■ **Directions**:
So that the copy matches the original, retype each line of the material below exactly.

■ **Source material**:
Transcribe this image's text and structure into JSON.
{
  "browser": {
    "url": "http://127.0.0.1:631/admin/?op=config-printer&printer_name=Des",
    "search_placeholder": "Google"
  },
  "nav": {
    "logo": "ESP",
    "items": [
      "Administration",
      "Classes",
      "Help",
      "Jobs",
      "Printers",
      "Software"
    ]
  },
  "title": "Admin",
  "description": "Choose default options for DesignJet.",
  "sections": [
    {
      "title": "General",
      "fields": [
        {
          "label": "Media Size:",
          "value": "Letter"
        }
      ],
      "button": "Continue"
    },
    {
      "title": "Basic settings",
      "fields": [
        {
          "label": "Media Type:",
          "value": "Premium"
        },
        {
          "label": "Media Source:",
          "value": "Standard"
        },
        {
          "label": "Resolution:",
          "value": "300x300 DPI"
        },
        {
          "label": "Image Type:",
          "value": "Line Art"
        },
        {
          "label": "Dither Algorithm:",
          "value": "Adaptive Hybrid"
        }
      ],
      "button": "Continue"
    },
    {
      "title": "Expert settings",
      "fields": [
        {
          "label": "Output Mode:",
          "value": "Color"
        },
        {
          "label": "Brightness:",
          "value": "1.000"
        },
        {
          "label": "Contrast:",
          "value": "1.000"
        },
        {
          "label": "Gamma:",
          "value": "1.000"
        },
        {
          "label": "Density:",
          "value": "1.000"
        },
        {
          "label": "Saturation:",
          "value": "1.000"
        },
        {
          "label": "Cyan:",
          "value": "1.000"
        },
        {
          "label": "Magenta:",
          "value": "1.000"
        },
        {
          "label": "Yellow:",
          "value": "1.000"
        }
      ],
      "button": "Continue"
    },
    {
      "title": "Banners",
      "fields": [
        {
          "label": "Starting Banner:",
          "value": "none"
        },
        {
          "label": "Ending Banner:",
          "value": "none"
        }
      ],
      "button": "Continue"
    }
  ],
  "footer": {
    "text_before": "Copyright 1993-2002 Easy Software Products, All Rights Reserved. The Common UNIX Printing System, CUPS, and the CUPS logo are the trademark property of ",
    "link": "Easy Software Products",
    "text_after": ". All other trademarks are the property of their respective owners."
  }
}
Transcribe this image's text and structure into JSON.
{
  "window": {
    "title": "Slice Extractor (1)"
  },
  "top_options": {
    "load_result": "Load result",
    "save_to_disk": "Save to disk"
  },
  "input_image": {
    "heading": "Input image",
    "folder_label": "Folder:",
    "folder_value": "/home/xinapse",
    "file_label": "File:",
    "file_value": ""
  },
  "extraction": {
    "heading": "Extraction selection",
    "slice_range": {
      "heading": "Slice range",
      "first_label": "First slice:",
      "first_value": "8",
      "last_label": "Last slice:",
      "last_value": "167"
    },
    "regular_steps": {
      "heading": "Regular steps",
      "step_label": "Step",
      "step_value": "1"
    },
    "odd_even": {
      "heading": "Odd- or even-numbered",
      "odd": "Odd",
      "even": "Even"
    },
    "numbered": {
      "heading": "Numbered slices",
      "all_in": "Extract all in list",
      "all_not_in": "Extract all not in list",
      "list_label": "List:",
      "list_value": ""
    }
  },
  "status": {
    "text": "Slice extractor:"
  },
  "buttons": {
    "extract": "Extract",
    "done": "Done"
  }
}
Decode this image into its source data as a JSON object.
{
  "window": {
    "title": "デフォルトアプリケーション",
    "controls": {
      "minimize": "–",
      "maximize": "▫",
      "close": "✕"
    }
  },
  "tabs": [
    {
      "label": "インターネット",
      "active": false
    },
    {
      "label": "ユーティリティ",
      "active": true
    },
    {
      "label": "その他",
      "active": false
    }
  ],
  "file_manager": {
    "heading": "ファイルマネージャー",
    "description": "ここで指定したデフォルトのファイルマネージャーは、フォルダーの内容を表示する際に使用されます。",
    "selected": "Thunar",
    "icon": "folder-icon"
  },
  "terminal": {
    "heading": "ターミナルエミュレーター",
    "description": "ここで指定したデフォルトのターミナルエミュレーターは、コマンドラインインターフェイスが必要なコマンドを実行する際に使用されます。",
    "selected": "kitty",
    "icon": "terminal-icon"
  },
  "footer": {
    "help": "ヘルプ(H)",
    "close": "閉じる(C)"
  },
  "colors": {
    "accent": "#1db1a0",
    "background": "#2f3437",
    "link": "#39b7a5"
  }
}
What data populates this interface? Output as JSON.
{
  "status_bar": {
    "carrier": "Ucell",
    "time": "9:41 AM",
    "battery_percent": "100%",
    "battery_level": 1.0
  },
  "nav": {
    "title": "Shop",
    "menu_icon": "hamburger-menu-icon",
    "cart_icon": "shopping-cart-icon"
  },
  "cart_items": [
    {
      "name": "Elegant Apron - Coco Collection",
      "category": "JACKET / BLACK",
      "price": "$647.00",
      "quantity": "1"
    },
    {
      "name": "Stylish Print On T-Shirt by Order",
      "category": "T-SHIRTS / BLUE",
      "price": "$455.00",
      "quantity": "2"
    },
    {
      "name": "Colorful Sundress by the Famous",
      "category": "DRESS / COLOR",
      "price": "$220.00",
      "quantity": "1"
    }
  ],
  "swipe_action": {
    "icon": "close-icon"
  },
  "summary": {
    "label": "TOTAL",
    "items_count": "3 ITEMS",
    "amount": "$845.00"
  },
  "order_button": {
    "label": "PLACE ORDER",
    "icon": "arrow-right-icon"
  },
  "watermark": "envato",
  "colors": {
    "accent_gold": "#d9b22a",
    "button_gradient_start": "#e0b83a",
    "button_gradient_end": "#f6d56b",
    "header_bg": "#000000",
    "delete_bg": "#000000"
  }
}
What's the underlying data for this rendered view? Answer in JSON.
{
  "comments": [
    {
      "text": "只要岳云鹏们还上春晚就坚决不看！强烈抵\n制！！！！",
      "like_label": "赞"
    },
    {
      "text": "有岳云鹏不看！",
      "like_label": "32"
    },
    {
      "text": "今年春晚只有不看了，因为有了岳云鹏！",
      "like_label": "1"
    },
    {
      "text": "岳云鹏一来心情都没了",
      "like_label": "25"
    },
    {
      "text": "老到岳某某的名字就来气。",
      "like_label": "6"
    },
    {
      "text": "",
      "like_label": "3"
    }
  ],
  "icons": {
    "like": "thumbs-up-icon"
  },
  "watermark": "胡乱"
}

■ **Response to this task**:
Transcribe this image's text and structure into JSON.
{
  "browser": {
    "url": "http://127.0.0.1:631/admin/?op=config-printer&printer_name=Des",
    "search_placeholder": "Google"
  },
  "nav": {
    "logo": "ESP",
    "items": [
      "Administration",
      "Classes",
      "Help",
      "Jobs",
      "Printers",
      "Software"
    ]
  },
  "title": "Admin",
  "description": "Choose default options for DesignJet.",
  "sections": [
    {
      "title": "General",
      "fields": [
        {
          "label": "Media Size:",
          "value": "Letter"
        }
      ],
      "button": "Continue"
    },
    {
      "title": "Basic settings",
      "fields": [
        {
          "label": "Media Type:",
          "value": "Premium"
        },
        {
          "label": "Media Source:",
          "value": "Standard"
        },
        {
          "label": "Resolution:",
          "value": "300x300 DPI"
        },
        {
          "label": "Image Type:",
          "value": "Line Art"
        },
        {
          "label": "Dither Algorithm:",
          "value": "Adaptive Hybrid"
        }
      ],
      "button": "Continue"
    },
    {
      "title": "Expert settings",
      "fields": [
        {
          "label": "Output Mode:",
          "value": "Color"
        },
        {
          "label": "Brightness:",
          "value": "1.000"
        },
        {
          "label": "Contrast:",
          "value": "1.000"
        },
        {
          "label": "Gamma:",
          "value": "1.000"
        },
        {
          "label": "Density:",
          "value": "1.000"
        },
        {
          "label": "Saturation:",
          "value": "1.000"
        },
        {
          "label": "Cyan:",
          "value": "1.000"
        },
        {
          "label": "Magenta:",
          "value": "1.000"
        },
        {
          "label": "Yellow:",
          "value": "1.000"
        }
      ],
      "button": "Continue"
    },
    {
      "title": "Banners",
      "fields": [
        {
          "label": "Starting Banner:",
          "value": "none"
        },
        {
          "label": "Ending Banner:",
          "value": "none"
        }
      ],
      "button": "Continue"
    }
  ],
  "footer": {
    "text_before": "Copyright 1993-2002 Easy Software Products, All Rights Reserved. The Common UNIX Printing System, CUPS, and the CUPS logo are the trademark property of ",
    "link": "Easy Software Products",
    "text_after": ". All other trademarks are the property of their respective owners."
  }
}
Transcribe this image's text and structure into JSON.
{
  "window": {
    "title": "Slice Extractor (1)"
  },
  "top_options": {
    "load_result": "Load result",
    "save_to_disk": "Save to disk"
  },
  "input_image": {
    "heading": "Input image",
    "folder_label": "Folder:",
    "folder_value": "/home/xinapse",
    "file_label": "File:",
    "file_value": ""
  },
  "extraction": {
    "heading": "Extraction selection",
    "slice_range": {
      "heading": "Slice range",
      "first_label": "First slice:",
      "first_value": "8",
      "last_label": "Last slice:",
      "last_value": "167"
    },
    "regular_steps": {
      "heading": "Regular steps",
      "step_label": "Step",
      "step_value": "1"
    },
    "odd_even": {
      "heading": "Odd- or even-numbered",
      "odd": "Odd",
      "even": "Even"
    },
    "numbered": {
      "heading": "Numbered slices",
      "all_in": "Extract all in list",
      "all_not_in": "Extract all not in list",
      "list_label": "List:",
      "list_value": ""
    }
  },
  "status": {
    "text": "Slice extractor:"
  },
  "buttons": {
    "extract": "Extract",
    "done": "Done"
  }
}
Decode this image into its source data as a JSON object.
{
  "window": {
    "title": "デフォルトアプリケーション",
    "controls": {
      "minimize": "–",
      "maximize": "▫",
      "close": "✕"
    }
  },
  "tabs": [
    {
      "label": "インターネット",
      "active": false
    },
    {
      "label": "ユーティリティ",
      "active": true
    },
    {
      "label": "その他",
      "active": false
    }
  ],
  "file_manager": {
    "heading": "ファイルマネージャー",
    "description": "ここで指定したデフォルトのファイルマネージャーは、フォルダーの内容を表示する際に使用されます。",
    "selected": "Thunar",
    "icon": "folder-icon"
  },
  "terminal": {
    "heading": "ターミナルエミュレーター",
    "description": "ここで指定したデフォルトのターミナルエミュレーターは、コマンドラインインターフェイスが必要なコマンドを実行する際に使用されます。",
    "selected": "kitty",
    "icon": "terminal-icon"
  },
  "footer": {
    "help": "ヘルプ(H)",
    "close": "閉じる(C)"
  },
  "colors": {
    "accent": "#1db1a0",
    "background": "#2f3437",
    "link": "#39b7a5"
  }
}
What data populates this interface? Output as JSON.
{
  "status_bar": {
    "carrier": "Ucell",
    "time": "9:41 AM",
    "battery_percent": "100%",
    "battery_level": 1.0
  },
  "nav": {
    "title": "Shop",
    "menu_icon": "hamburger-menu-icon",
    "cart_icon": "shopping-cart-icon"
  },
  "cart_items": [
    {
      "name": "Elegant Apron - Coco Collection",
      "category": "JACKET / BLACK",
      "price": "$647.00",
      "quantity": "1"
    },
    {
      "name": "Stylish Print On T-Shirt by Order",
      "category": "T-SHIRTS / BLUE",
      "price": "$455.00",
      "quantity": "2"
    },
    {
      "name": "Colorful Sundress by the Famous",
      "category": "DRESS / COLOR",
      "price": "$220.00",
      "quantity": "1"
    }
  ],
  "swipe_action": {
    "icon": "close-icon"
  },
  "summary": {
    "label": "TOTAL",
    "items_count": "3 ITEMS",
    "amount": "$845.00"
  },
  "order_button": {
    "label": "PLACE ORDER",
    "icon": "arrow-right-icon"
  },
  "watermark": "envato",
  "colors": {
    "accent_gold": "#d9b22a",
    "button_gradient_start": "#e0b83a",
    "button_gradient_end": "#f6d56b",
    "header_bg": "#000000",
    "delete_bg": "#000000"
  }
}
What's the underlying data for this rendered view? Answer in JSON.
{
  "comments": [
    {
      "text": "只要岳云鹏们还上春晚就坚决不看！强烈抵\n制！！！！",
      "like_label": "赞"
    },
    {
      "text": "有岳云鹏不看！",
      "like_label": "32"
    },
    {
      "text": "今年春晚只有不看了，因为有了岳云鹏！",
      "like_label": "1"
    },
    {
      "text": "岳云鹏一来心情都没了",
      "like_label": "25"
    },
    {
      "text": "老到岳某某的名字就来气。",
      "like_label": "6"
    },
    {
      "text": "",
      "like_label": "3"
    }
  ],
  "icons": {
    "like": "thumbs-up-icon"
  },
  "watermark": "胡乱"
}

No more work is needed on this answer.